On the team’s wider research effort, the panel noted that the points made at the previous assessment had been largely addressed. A detailed set of profiles has been developed which break down the user base. They have been based on the body of existing research and on new research with the various parts of the audience.
The team has identified potential users of assisted digital support and had developed a good understanding of needs, using their findings to develop an assisted digital persona. The team has a good plan to expand their user research during beta and to test their assumptions around likely support required.
The service should continue with their plans for beta; to continue with assisted digital user research, test their hypothesis and start to iterate their service. They should also test the digital service with people who have lower confidence and digital skills.
Put a plan in place for ongoing user research and usability testing to continuously seek feedback from users to improve the service.
The team has a research plan for the next 6 sprints, involving 8 users pers sprint, 4 SMEs and 4 agents. The team hopes to include 3 AD users among the 8, although the team was concerned that they might struggle to find participants. Six of the 17 contact centre-acquired AD users are also available for future research (although they are likely to skew the sample towards the “call-center only” solution for AD).
Overall, the plan seemed viable and comprehensive and contained a strong element of research conducted in the user’s environment which is a commendable strength. However the panel was somewhat concerned that the AD element in the sample seemed to be viewed a nice-to-have rather than essential. And the lack of any lab-based research means that the beneficial effect of this on team understanding will be missing from forthcoming work (streamed research is a less effective alternative).
Put in place a sustainable multidisciplinary team that can design, build and operate the service, led by a suitably skilled and senior service manager with decision-making responsibility.
The team is working in an agile way, and most disciplines are well represented. The panel was pleased to see that the number of dedicated user researchers has increased. The front-end developer is still acting as a designer instead of this being a separate role, but the panel was pleased to see that the team have been working with a senior designer at HMRC to validate design decisions. The team has also begun to observe (remotely) user research sessions and are shortly to run some lab-based sessions that the team will be able to observe.

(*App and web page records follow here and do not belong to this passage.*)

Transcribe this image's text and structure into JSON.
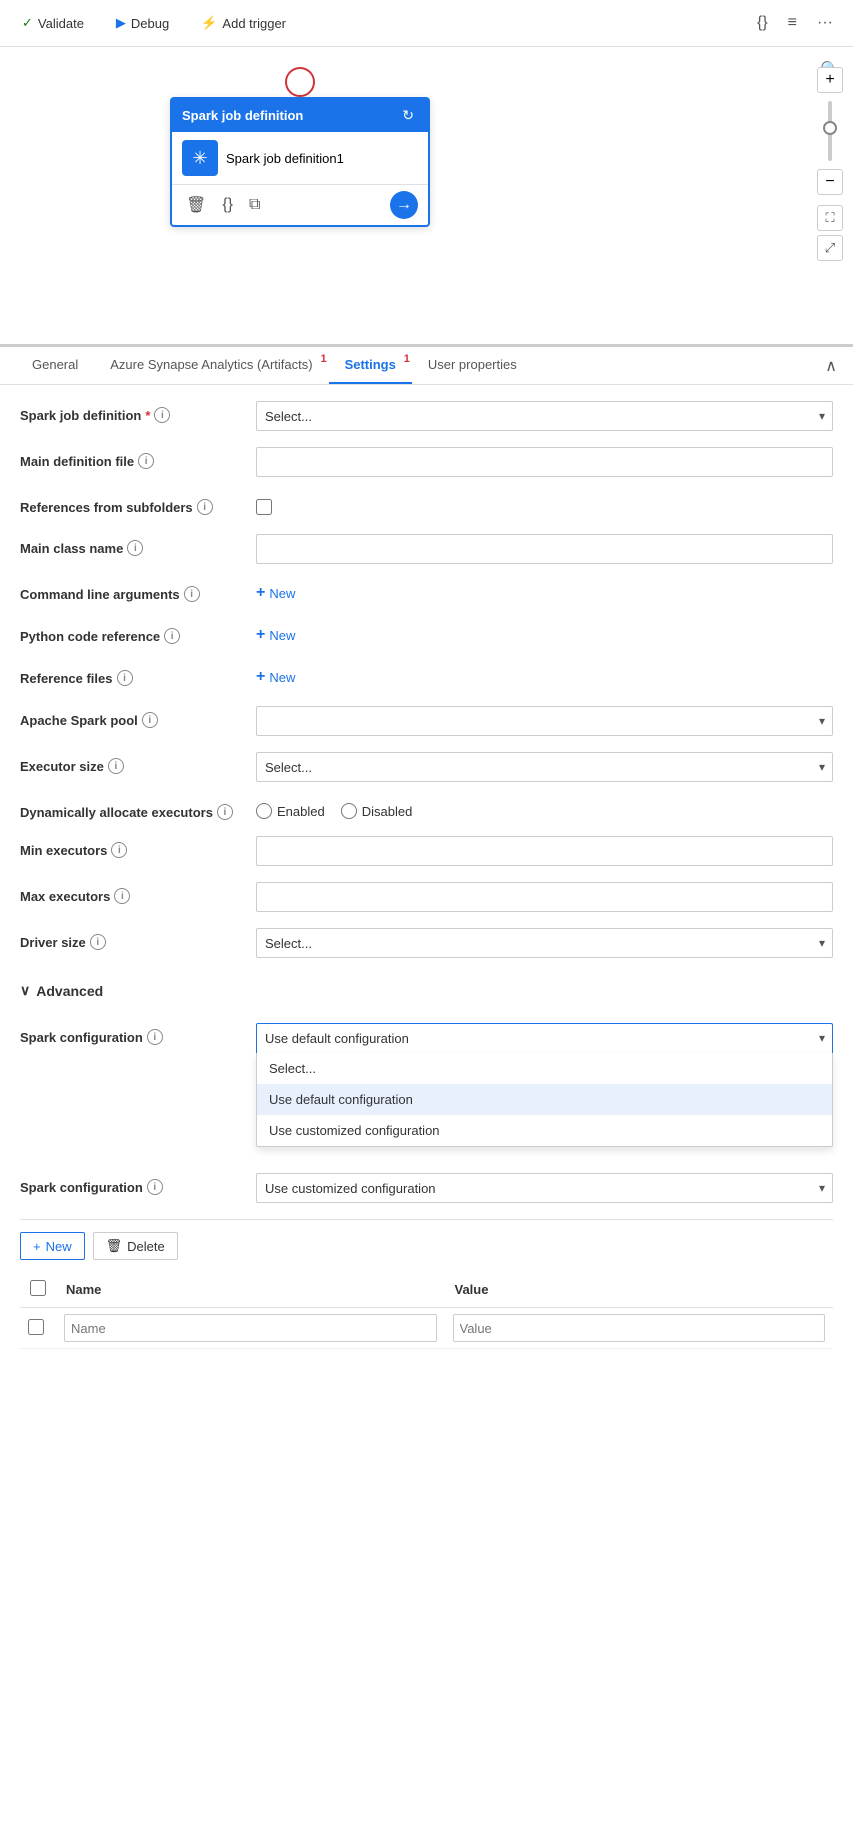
{
  "toolbar": {
    "validate_label": "Validate",
    "debug_label": "Debug",
    "add_trigger_label": "Add trigger",
    "code_icon": "{}",
    "list_icon": "≡",
    "more_icon": "···"
  },
  "canvas": {
    "node": {
      "header": "Spark job definition",
      "name": "Spark job definition1",
      "icon": "✳"
    }
  },
  "tabs": [
    {
      "id": "general",
      "label": "General",
      "badge": null,
      "active": false
    },
    {
      "id": "artifacts",
      "label": "Azure Synapse Analytics (Artifacts)",
      "badge": "1",
      "active": false
    },
    {
      "id": "settings",
      "label": "Settings",
      "badge": "1",
      "active": true
    },
    {
      "id": "user-properties",
      "label": "User properties",
      "badge": null,
      "active": false
    }
  ],
  "settings": {
    "spark_job_def_label": "Spark job definition",
    "spark_job_def_placeholder": "Select...",
    "main_def_file_label": "Main definition file",
    "main_def_file_placeholder": "",
    "refs_from_subfolders_label": "References from subfolders",
    "main_class_name_label": "Main class name",
    "main_class_name_placeholder": "",
    "cmd_args_label": "Command line arguments",
    "cmd_args_new": "New",
    "python_code_ref_label": "Python code reference",
    "python_code_ref_new": "New",
    "ref_files_label": "Reference files",
    "ref_files_new": "New",
    "apache_spark_pool_label": "Apache Spark pool",
    "apache_spark_pool_placeholder": "",
    "executor_size_label": "Executor size",
    "executor_size_placeholder": "Select...",
    "dyn_alloc_label": "Dynamically allocate executors",
    "enabled_label": "Enabled",
    "disabled_label": "Disabled",
    "min_executors_label": "Min executors",
    "min_executors_placeholder": "",
    "max_executors_label": "Max executors",
    "max_executors_placeholder": "",
    "driver_size_label": "Driver size",
    "driver_size_placeholder": "Select...",
    "advanced_label": "Advanced",
    "spark_config_label": "Spark configuration",
    "spark_config_value": "Use default configuration",
    "spark_config_options": [
      {
        "value": "select",
        "label": "Select..."
      },
      {
        "value": "default",
        "label": "Use default configuration"
      },
      {
        "value": "custom",
        "label": "Use customized configuration"
      }
    ],
    "spark_config2_label": "Spark configuration",
    "spark_config2_value": "Use customized configuration",
    "new_label": "New",
    "delete_label": "Delete",
    "col_name": "Name",
    "col_value": "Value",
    "name_placeholder": "Name",
    "value_placeholder": "Value"
  }
}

Create a service that is simple and intuitive enough that users succeed first time.
The team has tested the service with AD users and found that they were able to complete it, though not without some difficulty. The interaction design of the service is good and the appropriate design patterns have been used. To ensure that the quality of the design is maintained the team should continue to consult regularly with a designer.
Recommendations - 16 February 2016
The team must continue to test the current hypothesis (that face-to-face support is unnecessary) by regular ongoing recruitment of users with AD needs so that a larger body of solid evidence can be demonstrated on this point at the next assessment. The team may wish to consider a research sample of 30-40 as an adequate level of recruitment through this route.
The team should ensure that AD users are an integral part of the research sample in each sprint.
Ensure that some rounds of prototype research are conducted in a lab with observation facilities, so that the whole team can observe effectively and without distraction.
The team should continue to work with the HMRC design resource. Ensure the team are regularly observing user research and continue to work with the HMRC designer.
Continue the work to ensure the service includes support routes that address the needs of users who will not be able to complete the service independently.
Digital Service Standard points - 16 February 2016
Published: 23 December 2016
Assessment date: 18 November 2015